"They're certainly much faster than me, and they came in way ahead of me, but this is how kind they are. Two of them came back because I wasn't in yet. And they ran in with me; I thought that was so sweet. And that's the one thing about the running community I've learned is they're so positive and supportive, no matter what level you are, no matter how fast or slow you are. It's like everybody's special, if you're running, to each other. ...
"I was just happy to get there. I wasn't there to make any pace or speed or anything. I just wanted to finish; that was my only goal. And I had a little bit of a setback during the race because my vision was double, and I think it was because it was so hot. I had eaten what I was supposed to all day and I was totally hydrated, but to me it was super-hot. There was a lot of noise in a race that I had never experienced before. I had to stop for about three or four minutes to sit down, and it was great because the event staff are on bicycles and somebody came right over and said, 'Are you OK?' I said, 'I'm fine. I just need to take a break for a few minutes.' I got up, and I was fine. And I finished. I was really happy when I crossed the line. I was sort of like, 'Wow, I did it.' It doesn't really register right away. But I think I was more happy after I realized that I had finished than right at that moment because I was pretty hot. ...
"I was really very emotional before the race. I went from being really excited to being scared to not feeling great. And then I realized that it was really around being worried about the heat. Because once you've had a stroke, you always have in the back of your mind, 'What's the effect?' I felt like I had moved totally forward from worrying about that. But I think in the back of my mind, I was concerned. Would the heat give me any health problems? And it didn't; I was fine. Crossing the line made me realize that I did it and I could do it again. And I don't need to be worried about that."
What I've learned about myself from running
"It's taught me so much about myself and what to accept and what's reality. You can be successful and Type A and a lot of things. But running really puts you in your place, which is really good for me. I've really appreciated what I've learned from that. ...
"It's really great to take care of yourself. To be a healthy human being, to be given that gift when so many people suffer physically and mentally, that if I wouldn't take care of that myself, I would not feel like I was being responsible. It goes back to the gratitude of what we have and who we are because I just really believe that this is a gift to be alive and healthy when so many folks don't get to have this gift. ...
"If I have the right training, for whatever I want to do, that seems like I can't attain a goal.

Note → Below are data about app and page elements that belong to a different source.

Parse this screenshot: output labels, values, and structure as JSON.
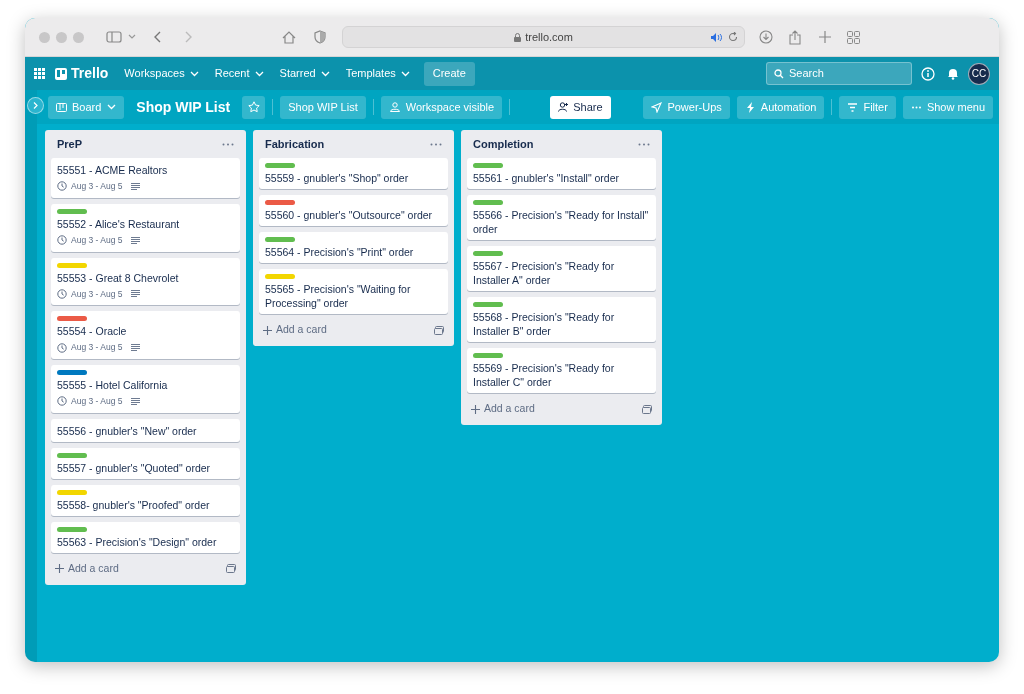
{
  "browser": {
    "address": "trello.com"
  },
  "header": {
    "logo": "Trello",
    "menus": [
      "Workspaces",
      "Recent",
      "Starred",
      "Templates"
    ],
    "create": "Create",
    "search": {
      "placeholder": "Search"
    },
    "avatar": "CC"
  },
  "board_bar": {
    "view": "Board",
    "title": "Shop WIP List",
    "starred": false,
    "workspace_button": "Shop WIP List",
    "visibility": "Workspace visible",
    "share": "Share",
    "right_buttons": [
      {
        "kind": "powerups",
        "label": "Power-Ups"
      },
      {
        "kind": "automation",
        "label": "Automation"
      },
      {
        "kind": "filter",
        "label": "Filter"
      },
      {
        "kind": "menu",
        "label": "Show menu"
      }
    ]
  },
  "lists": [
    {
      "title": "PreP",
      "add_card": "Add a card",
      "cards": [
        {
          "title": "55551 - ACME Realtors",
          "dates": "Aug 3 - Aug 5",
          "description": true
        },
        {
          "color": "#61bd4f",
          "title": "55552 - Alice's Restaurant",
          "dates": "Aug 3 - Aug 5",
          "description": true
        },
        {
          "color": "#f2d600",
          "title": "55553 - Great 8 Chevrolet",
          "dates": "Aug 3 - Aug 5",
          "description": true
        },
        {
          "color": "#eb5a46",
          "title": "55554 - Oracle",
          "dates": "Aug 3 - Aug 5",
          "description": true
        },
        {
          "color": "#0079bf",
          "title": "55555 - Hotel California",
          "dates": "Aug 3 - Aug 5",
          "description": true
        },
        {
          "title": "55556 - gnubler's \"New\" order",
          "description": false
        },
        {
          "color": "#61bd4f",
          "title": "55557 - gnubler's \"Quoted\" order",
          "description": false
        },
        {
          "color": "#f2d600",
          "title": "55558- gnubler's \"Proofed\" order",
          "description": false
        },
        {
          "color": "#61bd4f",
          "title": "55563 - Precision's \"Design\" order",
          "description": false
        }
      ]
    },
    {
      "title": "Fabrication",
      "add_card": "Add a card",
      "cards": [
        {
          "color": "#61bd4f",
          "title": "55559 - gnubler's \"Shop\" order",
          "description": false
        },
        {
          "color": "#eb5a46",
          "title": "55560 - gnubler's \"Outsource\" order",
          "description": false
        },
        {
          "color": "#61bd4f",
          "title": "55564 - Precision's \"Print\" order",
          "description": false
        },
        {
          "color": "#f2d600",
          "title": "55565 - Precision's \"Waiting for Processing\" order",
          "description": false
        }
      ]
    },
    {
      "title": "Completion",
      "add_card": "Add a card",
      "cards": [
        {
          "color": "#61bd4f",
          "title": "55561 - gnubler's \"Install\" order",
          "description": false
        },
        {
          "color": "#61bd4f",
          "title": "55566 - Precision's \"Ready for Install\" order",
          "description": false
        },
        {
          "color": "#61bd4f",
          "title": "55567 - Precision's \"Ready for Installer A\" order",
          "description": false
        },
        {
          "color": "#61bd4f",
          "title": "55568 - Precision's \"Ready for Installer B\" order",
          "description": false
        },
        {
          "color": "#61bd4f",
          "title": "55569 - Precision's \"Ready for Installer C\" order",
          "description": false
        }
      ]
    }
  ]
}
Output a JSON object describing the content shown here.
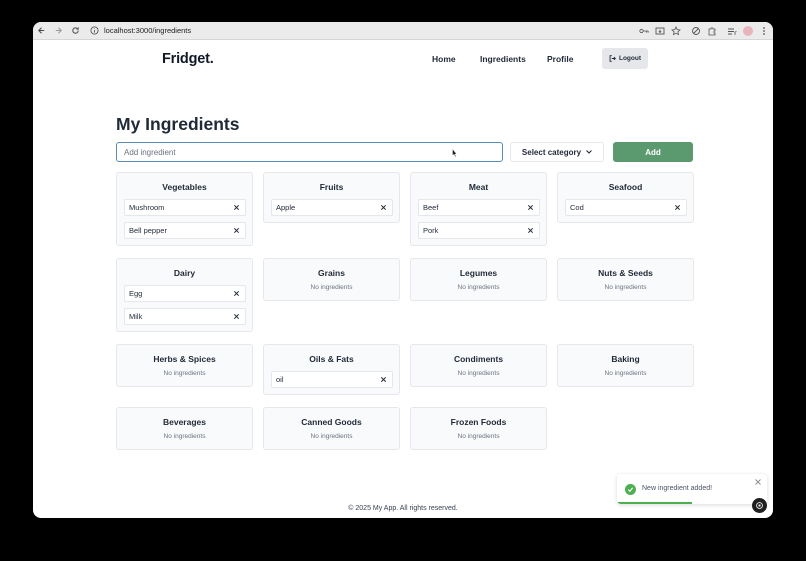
{
  "browser": {
    "url": "localhost:3000/ingredients"
  },
  "header": {
    "logo": "Fridget.",
    "nav": [
      "Home",
      "Ingredients",
      "Profile"
    ],
    "logout_label": "Logout"
  },
  "page": {
    "title": "My Ingredients",
    "input_placeholder": "Add ingredient",
    "input_value": "",
    "select_label": "Select category",
    "add_label": "Add",
    "empty_text": "No ingredients"
  },
  "categories": [
    {
      "name": "Vegetables",
      "items": [
        "Mushroom",
        "Bell pepper"
      ]
    },
    {
      "name": "Fruits",
      "items": [
        "Apple"
      ]
    },
    {
      "name": "Meat",
      "items": [
        "Beef",
        "Pork"
      ]
    },
    {
      "name": "Seafood",
      "items": [
        "Cod"
      ]
    },
    {
      "name": "Dairy",
      "items": [
        "Egg",
        "Milk"
      ]
    },
    {
      "name": "Grains",
      "items": []
    },
    {
      "name": "Legumes",
      "items": []
    },
    {
      "name": "Nuts & Seeds",
      "items": []
    },
    {
      "name": "Herbs & Spices",
      "items": []
    },
    {
      "name": "Oils & Fats",
      "items": [
        "oil"
      ]
    },
    {
      "name": "Condiments",
      "items": []
    },
    {
      "name": "Baking",
      "items": []
    },
    {
      "name": "Beverages",
      "items": []
    },
    {
      "name": "Canned Goods",
      "items": []
    },
    {
      "name": "Frozen Foods",
      "items": []
    }
  ],
  "footer": "© 2025 My App. All rights reserved.",
  "toast": {
    "message": "New ingredient added!",
    "progress": 0.5
  },
  "colors": {
    "accent": "#5b9a6e",
    "success": "#4caf50",
    "input_border": "#5b8db8"
  }
}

I can get there. It may not be as pretty as I would have thought, but I can get there. The ability to be able to do something you never thought you could do is kind of amazing. I never thought I would run. I thought, 'Why are people running, hurting their knees, their feet?' Knowing what my husband experienced. And then doing it made me realize: Now I now know why they do it. ...
"Being positive helps life so much. And runners are positive people. I haven't heard the first negative word out of any of the people's mouths that I've been around, which is amazing."
Words to the wise
"If that's what you want to do, go for it. But also keep a reality in mind so that you don't disappoint yourself. There's so much as a new runner that you don't really know, because we just haven't learned it. And you learn it along the way, which is great. But you have to be around people to support you and teach you. Because, yes, you can just put on shoes and go and run, but there's a lot more than that. ...
"I started to do barre classes, because strength training and stretching are really important. And that's hard to get just in running,. You can stretch, but the strength is really important. If your body is stronger, you could be a better runner."